jump to navigation

On Germany: profiting from pain & a 2012 recession? January 11, 2012

Posted by proeconomia in Fiscal policy, Main, News on Greece, On the crisis, Opinion.
trackback

Two articles from the English edition of Spiegel, that appear as a slight oxymoron. In the first article “Profiting from Pain: Europe’s Crisis is Germany’s Blessing” we read how Germany is now borrowing with negative interest rates! Falling unemployment is also enjoyed by the Germans, as the euro declines and German exports boom without bounds, while it also attracts many skilled professionals from other countries. ” The number of Greek immigrants rose by 84 percent in the first half of 2011 to reach some 4,100 people, according to the Federal Statistical Office. The total number of immigrants rose by 19 percent year-on-year for that time period, reaching 435,000″ says the article, which is stunning. Here is the ending of the article: ” Indeed, German exports grew by 2.5 percent month-on-month in November, reaching €94.9 billion. Compared to a year earlier, exports were up by an impressive 8.3 percent. The crisis notwithstanding, exports for 2011 as a whole surpassed the historic trillion-euro level, a benchmark not even reached during the boom year of 2008.”

 

The scone article “Germany could face a recession in 2012” comes as an antithesis to the first one (in fact they contradict each other on the 2012 growth forecast for Germany) but it still has some interesting lines such as this one: ” Consumers happy to part with their cash were the main driver of the growth last year, with private consumer spending up by 1.6 percent — an increase higher than any seen in the last five years.” Aha: this is important, as many have claimed that low consumer spending from the Germans was an important part of rising spending in other countries within the EU, Greece included; someone had to import their goods after all. And, no surprise here, the article says that economists at the Deutsche Bank predict that the main reasons behind the contraction in German growth would be the debt crisis and the austerity measures in the EU countries (i.e. these countries will not be importing as much of German products and they will not be able to borrow to do so since Germany borrows with negative interest rates and has no appetite to share the debt burden via eurobonds).

 

This is really nice, to see it in print, and is a keepsake for the future. We are all part in this EU/euro business after all, right partners?!

 

Advertisements

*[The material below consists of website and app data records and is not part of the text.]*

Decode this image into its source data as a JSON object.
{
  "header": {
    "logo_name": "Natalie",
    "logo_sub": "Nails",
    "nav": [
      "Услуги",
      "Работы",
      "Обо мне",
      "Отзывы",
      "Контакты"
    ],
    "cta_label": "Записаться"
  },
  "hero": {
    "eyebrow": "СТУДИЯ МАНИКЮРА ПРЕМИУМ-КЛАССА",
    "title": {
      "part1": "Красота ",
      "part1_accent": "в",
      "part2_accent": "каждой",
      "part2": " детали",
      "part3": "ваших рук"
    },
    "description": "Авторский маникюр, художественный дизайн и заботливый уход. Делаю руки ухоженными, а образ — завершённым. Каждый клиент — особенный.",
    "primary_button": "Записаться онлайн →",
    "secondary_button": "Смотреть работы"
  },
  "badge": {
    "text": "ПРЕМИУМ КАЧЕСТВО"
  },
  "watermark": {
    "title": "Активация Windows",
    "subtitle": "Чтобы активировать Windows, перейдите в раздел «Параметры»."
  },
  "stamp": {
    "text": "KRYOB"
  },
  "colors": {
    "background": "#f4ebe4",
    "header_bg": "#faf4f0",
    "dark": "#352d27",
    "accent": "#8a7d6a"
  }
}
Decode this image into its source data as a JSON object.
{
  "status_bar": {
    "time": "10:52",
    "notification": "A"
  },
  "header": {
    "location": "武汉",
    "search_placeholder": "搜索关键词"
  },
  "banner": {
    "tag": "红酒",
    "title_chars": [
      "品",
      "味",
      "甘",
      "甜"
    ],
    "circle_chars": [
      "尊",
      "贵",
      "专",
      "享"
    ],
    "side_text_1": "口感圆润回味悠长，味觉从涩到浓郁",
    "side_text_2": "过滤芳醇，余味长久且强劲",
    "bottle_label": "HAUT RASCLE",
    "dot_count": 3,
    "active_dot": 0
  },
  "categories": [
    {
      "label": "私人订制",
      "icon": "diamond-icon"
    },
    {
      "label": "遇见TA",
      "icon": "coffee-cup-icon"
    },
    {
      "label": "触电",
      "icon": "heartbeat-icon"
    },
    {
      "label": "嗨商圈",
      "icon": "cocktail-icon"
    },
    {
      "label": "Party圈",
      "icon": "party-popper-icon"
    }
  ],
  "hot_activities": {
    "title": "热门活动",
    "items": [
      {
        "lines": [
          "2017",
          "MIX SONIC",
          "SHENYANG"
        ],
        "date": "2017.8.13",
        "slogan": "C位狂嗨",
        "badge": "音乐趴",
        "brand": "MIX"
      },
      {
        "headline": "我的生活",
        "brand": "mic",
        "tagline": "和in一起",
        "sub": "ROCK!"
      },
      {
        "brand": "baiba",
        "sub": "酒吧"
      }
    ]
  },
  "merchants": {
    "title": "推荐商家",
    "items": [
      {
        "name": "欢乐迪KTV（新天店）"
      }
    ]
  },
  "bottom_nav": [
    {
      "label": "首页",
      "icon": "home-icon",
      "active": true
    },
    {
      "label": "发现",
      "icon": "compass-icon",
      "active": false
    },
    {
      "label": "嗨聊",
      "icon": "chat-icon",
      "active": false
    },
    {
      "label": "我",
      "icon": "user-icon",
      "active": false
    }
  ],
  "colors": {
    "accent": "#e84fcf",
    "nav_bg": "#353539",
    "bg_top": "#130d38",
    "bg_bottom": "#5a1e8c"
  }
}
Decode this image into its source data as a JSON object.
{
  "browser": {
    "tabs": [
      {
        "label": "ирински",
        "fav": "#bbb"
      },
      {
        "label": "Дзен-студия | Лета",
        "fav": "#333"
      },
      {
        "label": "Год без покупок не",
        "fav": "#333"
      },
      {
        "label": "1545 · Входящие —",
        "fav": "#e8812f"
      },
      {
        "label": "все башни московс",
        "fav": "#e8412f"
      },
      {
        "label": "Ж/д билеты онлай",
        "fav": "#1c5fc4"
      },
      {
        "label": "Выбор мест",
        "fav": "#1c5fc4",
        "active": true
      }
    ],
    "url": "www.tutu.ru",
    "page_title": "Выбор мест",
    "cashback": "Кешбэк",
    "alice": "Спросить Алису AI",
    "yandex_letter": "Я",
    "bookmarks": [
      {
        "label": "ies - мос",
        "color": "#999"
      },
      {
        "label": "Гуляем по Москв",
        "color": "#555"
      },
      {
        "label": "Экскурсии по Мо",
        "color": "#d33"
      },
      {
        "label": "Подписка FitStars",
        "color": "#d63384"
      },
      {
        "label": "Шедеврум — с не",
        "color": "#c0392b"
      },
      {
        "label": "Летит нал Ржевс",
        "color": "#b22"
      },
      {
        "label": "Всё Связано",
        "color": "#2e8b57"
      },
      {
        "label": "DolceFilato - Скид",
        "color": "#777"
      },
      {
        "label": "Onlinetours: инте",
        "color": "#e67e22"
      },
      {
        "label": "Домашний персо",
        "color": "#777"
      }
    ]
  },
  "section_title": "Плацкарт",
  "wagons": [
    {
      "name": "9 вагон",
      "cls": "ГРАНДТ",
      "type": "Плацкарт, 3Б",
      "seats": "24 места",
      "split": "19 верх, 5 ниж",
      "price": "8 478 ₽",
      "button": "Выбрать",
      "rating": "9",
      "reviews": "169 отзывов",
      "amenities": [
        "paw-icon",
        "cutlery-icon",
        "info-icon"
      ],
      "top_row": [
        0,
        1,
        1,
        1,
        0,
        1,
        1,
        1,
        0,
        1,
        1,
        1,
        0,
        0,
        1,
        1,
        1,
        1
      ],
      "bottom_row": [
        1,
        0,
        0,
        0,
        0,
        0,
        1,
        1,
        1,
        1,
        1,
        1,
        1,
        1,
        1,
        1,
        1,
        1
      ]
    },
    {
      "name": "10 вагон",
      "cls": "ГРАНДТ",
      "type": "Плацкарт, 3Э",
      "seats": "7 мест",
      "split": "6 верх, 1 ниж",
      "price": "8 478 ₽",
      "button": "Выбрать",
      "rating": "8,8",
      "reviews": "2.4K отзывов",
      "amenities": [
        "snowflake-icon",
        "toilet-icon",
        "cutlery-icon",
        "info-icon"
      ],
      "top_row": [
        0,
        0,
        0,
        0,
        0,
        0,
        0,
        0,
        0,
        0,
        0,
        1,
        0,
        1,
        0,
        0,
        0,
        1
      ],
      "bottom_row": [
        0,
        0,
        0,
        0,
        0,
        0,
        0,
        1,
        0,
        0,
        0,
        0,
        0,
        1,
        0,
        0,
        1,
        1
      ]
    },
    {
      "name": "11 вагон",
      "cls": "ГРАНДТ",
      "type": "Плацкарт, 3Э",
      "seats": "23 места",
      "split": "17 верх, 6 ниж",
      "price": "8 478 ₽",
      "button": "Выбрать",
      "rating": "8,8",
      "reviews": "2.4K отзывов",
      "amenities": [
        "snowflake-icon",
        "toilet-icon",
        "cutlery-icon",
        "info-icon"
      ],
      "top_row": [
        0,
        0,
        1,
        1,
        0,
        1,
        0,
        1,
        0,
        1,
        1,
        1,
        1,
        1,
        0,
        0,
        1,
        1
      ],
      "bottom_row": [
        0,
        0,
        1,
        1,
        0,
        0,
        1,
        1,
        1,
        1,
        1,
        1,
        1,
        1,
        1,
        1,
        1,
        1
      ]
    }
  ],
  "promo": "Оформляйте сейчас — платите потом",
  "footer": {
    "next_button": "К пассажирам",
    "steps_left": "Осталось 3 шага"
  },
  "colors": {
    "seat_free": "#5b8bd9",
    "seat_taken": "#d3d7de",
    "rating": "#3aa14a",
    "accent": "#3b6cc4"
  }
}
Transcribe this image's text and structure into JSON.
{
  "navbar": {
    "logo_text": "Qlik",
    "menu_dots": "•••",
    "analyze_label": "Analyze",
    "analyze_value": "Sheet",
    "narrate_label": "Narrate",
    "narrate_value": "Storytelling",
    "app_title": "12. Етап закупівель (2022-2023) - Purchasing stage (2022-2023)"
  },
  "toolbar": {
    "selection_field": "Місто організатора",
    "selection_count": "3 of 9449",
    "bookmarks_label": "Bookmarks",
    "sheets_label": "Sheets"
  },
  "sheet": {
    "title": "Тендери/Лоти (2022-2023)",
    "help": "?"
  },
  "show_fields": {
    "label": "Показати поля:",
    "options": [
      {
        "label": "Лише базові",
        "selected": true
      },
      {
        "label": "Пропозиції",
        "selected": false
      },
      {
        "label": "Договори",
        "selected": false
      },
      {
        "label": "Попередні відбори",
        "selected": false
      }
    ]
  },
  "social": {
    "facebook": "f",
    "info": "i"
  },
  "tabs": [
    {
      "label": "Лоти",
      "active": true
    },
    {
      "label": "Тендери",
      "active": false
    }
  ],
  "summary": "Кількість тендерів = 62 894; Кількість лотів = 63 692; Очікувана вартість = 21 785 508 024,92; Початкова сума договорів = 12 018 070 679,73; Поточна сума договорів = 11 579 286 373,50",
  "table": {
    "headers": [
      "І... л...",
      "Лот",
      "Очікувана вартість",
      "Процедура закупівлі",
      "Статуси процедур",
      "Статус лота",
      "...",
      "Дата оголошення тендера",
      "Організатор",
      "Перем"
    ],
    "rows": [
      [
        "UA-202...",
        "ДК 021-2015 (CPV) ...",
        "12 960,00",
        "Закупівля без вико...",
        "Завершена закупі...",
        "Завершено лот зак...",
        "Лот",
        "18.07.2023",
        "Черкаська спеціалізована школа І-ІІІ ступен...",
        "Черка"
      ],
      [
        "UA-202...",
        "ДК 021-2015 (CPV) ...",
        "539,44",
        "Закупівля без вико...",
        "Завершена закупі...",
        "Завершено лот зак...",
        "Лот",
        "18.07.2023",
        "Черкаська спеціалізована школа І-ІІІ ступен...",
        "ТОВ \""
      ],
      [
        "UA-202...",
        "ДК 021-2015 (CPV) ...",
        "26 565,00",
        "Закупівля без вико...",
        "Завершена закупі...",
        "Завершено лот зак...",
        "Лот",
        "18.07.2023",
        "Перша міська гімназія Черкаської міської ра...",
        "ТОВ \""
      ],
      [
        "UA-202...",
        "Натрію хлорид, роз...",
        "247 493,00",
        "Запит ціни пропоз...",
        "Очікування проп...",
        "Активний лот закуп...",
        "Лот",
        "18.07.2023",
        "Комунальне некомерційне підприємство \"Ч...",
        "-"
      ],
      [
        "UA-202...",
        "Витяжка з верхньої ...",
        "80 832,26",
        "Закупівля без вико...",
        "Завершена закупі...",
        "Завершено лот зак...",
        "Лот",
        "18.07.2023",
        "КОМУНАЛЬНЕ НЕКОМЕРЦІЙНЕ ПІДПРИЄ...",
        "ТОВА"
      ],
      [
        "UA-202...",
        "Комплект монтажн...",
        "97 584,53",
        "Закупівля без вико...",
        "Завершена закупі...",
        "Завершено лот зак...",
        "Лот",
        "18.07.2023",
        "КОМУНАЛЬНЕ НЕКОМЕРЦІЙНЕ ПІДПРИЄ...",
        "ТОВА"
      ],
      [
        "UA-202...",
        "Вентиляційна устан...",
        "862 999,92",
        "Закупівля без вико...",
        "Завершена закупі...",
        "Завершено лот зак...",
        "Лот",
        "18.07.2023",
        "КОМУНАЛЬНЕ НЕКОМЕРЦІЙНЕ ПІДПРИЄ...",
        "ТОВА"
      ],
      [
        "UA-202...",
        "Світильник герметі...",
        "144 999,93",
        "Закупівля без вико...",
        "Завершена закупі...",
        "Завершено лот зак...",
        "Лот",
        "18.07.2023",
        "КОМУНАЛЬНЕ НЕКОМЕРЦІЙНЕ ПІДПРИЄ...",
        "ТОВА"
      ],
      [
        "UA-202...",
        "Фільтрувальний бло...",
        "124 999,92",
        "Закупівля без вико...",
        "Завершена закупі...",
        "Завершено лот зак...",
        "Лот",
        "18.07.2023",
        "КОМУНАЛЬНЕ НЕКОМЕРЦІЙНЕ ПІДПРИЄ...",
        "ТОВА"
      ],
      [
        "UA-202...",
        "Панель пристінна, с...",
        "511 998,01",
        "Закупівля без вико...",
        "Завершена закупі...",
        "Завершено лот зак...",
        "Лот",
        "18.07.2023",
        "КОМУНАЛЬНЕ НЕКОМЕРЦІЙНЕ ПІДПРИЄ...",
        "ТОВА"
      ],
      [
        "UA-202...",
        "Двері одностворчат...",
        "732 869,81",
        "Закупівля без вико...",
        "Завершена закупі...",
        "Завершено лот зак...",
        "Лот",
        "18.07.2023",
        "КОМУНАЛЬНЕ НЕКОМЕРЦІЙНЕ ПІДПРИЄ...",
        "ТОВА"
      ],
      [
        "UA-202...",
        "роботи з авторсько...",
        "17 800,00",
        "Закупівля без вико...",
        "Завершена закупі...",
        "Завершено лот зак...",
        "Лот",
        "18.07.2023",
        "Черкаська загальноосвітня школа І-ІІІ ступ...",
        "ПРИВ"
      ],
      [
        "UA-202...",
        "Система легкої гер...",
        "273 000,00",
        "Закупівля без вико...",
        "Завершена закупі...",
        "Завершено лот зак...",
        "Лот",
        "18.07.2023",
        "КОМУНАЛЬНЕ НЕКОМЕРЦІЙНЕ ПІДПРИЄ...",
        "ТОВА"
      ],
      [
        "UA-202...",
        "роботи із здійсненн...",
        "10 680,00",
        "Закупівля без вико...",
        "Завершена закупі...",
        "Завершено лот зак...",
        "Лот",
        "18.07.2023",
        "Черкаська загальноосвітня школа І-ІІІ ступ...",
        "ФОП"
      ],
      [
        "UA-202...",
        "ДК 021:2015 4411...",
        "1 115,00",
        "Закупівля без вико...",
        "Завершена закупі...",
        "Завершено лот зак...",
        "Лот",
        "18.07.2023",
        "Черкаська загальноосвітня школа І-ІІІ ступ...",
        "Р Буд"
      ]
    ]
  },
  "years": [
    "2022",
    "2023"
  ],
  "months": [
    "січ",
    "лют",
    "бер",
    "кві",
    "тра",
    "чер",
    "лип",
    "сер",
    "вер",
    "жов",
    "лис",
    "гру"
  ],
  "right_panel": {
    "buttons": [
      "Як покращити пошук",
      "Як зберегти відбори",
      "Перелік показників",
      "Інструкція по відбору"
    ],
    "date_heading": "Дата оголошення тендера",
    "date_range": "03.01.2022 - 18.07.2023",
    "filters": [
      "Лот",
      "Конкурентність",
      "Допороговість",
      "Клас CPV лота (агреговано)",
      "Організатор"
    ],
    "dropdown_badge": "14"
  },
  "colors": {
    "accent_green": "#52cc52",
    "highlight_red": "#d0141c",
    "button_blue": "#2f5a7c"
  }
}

Comments»

No comments yet — be the first.

Leave a Reply

Fill in your details below or click an icon to log in:

WordPress.com Logo

You are commenting using your WordPress.com account. Log Out / Change )

Twitter picture

You are commenting using your Twitter account. Log Out / Change )

Facebook photo

You are commenting using your Facebook account. Log Out / Change )

Google+ photo

You are commenting using your Google+ account. Log Out / Change )

Connecting to %s

%d bloggers like this: